Turtle Feet: The Making and Unmaking of a Buddhist Monk
By Nikolai Grozni
Riverhead Books, 2008; 326 pp.; $24.95 (cloth)
In this travel/spiritual memoir, Nikolai Grozni, a gifted young pianist and novelist from Bulgaria, has a crisis of meaning and quits his college music program in America to study at the Dalai Lama’s university in Dharamsala. Quickly, Grozni becomes a monk, and nearly as quickly becomes disenchanted with the dogma and ritual of the Tibetan monastic system. Grozni falls under the influence of a lusty young Bosnian expat monk who keeps him engaged with the material world at the same time that he struggles to observe his vows. (“There’s nothing like a taste of healthy Balkan irreverence after overdosing on emptiness,” he writes.) Inevitably, Grozni hands in his robes and returns with renewed appreciation to the world’s pleasures. This memoir is not without reverence for the search for meaning, but above all Grozni’s candidness is a tonic for mindless piety and naive belief in the pristine sanctity of religious life.

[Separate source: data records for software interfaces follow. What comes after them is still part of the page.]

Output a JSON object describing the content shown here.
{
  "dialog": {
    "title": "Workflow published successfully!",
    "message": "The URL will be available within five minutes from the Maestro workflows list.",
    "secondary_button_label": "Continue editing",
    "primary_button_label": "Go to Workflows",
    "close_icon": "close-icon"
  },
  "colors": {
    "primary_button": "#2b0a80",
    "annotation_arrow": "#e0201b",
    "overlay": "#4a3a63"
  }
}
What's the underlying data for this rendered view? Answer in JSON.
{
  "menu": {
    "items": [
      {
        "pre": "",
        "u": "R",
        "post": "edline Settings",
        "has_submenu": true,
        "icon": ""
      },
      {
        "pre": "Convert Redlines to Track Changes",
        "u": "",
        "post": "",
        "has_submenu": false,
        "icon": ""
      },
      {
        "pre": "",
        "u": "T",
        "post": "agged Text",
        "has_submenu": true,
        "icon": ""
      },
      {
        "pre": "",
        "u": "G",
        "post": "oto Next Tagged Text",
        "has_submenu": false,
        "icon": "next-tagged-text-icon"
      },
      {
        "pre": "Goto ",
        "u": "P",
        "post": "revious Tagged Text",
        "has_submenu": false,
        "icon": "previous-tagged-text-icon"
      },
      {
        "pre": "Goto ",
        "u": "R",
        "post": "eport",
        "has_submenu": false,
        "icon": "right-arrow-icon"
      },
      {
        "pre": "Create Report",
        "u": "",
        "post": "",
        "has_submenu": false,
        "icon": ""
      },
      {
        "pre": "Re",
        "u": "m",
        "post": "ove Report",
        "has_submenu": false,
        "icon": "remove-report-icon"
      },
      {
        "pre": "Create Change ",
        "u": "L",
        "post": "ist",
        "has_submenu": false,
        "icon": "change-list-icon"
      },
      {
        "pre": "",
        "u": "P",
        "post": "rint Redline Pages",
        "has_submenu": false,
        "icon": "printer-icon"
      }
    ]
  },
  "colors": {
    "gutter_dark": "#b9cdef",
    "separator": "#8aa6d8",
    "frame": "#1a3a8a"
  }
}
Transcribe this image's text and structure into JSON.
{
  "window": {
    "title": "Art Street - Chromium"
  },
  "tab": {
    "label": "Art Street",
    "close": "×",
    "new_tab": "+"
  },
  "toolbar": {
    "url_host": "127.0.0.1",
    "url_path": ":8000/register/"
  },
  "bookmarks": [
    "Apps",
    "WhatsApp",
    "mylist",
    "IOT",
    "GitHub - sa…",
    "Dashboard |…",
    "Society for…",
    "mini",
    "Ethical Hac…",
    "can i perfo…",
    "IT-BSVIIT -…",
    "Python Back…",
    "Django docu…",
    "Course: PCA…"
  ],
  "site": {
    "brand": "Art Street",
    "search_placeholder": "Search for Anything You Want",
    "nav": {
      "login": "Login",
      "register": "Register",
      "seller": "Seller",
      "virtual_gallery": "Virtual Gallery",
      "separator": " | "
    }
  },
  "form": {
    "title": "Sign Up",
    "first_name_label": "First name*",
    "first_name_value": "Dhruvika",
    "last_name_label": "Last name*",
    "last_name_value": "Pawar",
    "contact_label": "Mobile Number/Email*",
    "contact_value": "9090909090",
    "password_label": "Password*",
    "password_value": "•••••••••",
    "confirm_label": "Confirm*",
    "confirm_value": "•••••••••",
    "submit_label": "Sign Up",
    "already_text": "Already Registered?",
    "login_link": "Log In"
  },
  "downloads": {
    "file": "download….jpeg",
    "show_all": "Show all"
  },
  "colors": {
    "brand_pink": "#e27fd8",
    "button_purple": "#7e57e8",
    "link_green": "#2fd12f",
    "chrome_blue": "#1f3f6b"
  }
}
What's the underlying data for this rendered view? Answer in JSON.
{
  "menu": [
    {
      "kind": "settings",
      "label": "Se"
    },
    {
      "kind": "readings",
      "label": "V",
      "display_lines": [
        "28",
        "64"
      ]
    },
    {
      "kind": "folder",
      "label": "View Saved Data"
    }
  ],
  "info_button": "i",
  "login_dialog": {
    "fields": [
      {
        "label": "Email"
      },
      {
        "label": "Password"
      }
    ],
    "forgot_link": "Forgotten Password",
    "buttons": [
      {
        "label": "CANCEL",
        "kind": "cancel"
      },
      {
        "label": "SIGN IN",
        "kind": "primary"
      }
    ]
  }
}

Wake Up: A Life of the Buddha
By Jack Kerouac
Viking, 2008; 146 pp., $24.95 (cloth)
The Dharma Bums
By Jack Kerouac
Viking, 2008; 224 pp., $24.95 (cloth)
In 1954, years before his breakthrough success with On the Road, Jack Kerouac toiled in the obscurity of public libraries, poring over Buddhist writings. The creative result was Wake Up, a Kerouac-styled biography of the historical Buddha. It was published posthumously in serialized form in Tricycle: The Buddhist Journal between 1993 and 1995. Its issue this year, coinciding with the 50th anniversary of Dharma Bums, marks its first publication in book form. If you’re a collector, you can also pick up a commemorative edition of Dharma Bums, Kerouac’s semi-fictional chronicle of his West Coast adventures with poet–naturalist Gary Snyder. The novel provides a loose paper trail of Kerouac’s deep, but ultimately fleeting, interest in Buddhism. Dharma Bums never received the positive critical acclaim of On the Road, and by unhappy circumstance, its publication coincided with a parting of ways for Kerouac and many of his Beat contemporaries.
Why I Came West: A Memoir
By Rick Bass
Houghton Mifflin, 2008; 250 pp., $24 (cloth)
Rick Bass is best known as a top-flight American nature writer, but the one-time oil geologist has also gained a reputation with his neighbors as an environmental activist—a passionate warrior in a long fight to save the wilderness of his chosen home in northern Montana. Bass’ memoir is a paean to the wildness of the Yaak Valley, an ardent defense of activism, and a sad commentary on the inevitable clash between the foot soldiers of development and the ordinary folks (and beasts) who just want to get by. “I never wanted to go to war,” Bass writes, “and the war, I realize, will never end.” Why I Came West is a biography of a place and person, and the opportunities for interactions between the two that should be preserved for the future. But, grasping Bass’ weariness and sense of futility, one is left to worry over the personal cost and outcome of such a fight.